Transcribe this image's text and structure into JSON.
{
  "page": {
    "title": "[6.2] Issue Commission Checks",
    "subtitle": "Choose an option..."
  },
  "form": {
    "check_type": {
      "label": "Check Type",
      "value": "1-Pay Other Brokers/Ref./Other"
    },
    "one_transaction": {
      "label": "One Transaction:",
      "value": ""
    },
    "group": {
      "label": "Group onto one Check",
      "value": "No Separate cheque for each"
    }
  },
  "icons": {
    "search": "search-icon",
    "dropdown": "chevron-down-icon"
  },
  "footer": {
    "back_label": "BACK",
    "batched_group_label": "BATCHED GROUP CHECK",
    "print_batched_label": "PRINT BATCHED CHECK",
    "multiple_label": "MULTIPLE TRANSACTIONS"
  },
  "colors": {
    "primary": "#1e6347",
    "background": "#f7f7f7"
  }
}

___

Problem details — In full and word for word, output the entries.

Output below —
Transcribe this image's text and structure into JSON.
{
  "page": {
    "title": "[6.2] Issue Commission Checks",
    "subtitle": "Choose an option..."
  },
  "form": {
    "check_type": {
      "label": "Check Type",
      "value": "1-Pay Other Brokers/Ref./Other"
    },
    "one_transaction": {
      "label": "One Transaction:",
      "value": ""
    },
    "group": {
      "label": "Group onto one Check",
      "value": "No Separate cheque for each"
    }
  },
  "icons": {
    "search": "search-icon",
    "dropdown": "chevron-down-icon"
  },
  "footer": {
    "back_label": "BACK",
    "batched_group_label": "BATCHED GROUP CHECK",
    "print_batched_label": "PRINT BATCHED CHECK",
    "multiple_label": "MULTIPLE TRANSACTIONS"
  },
  "colors": {
    "primary": "#1e6347",
    "background": "#f7f7f7"
  }
}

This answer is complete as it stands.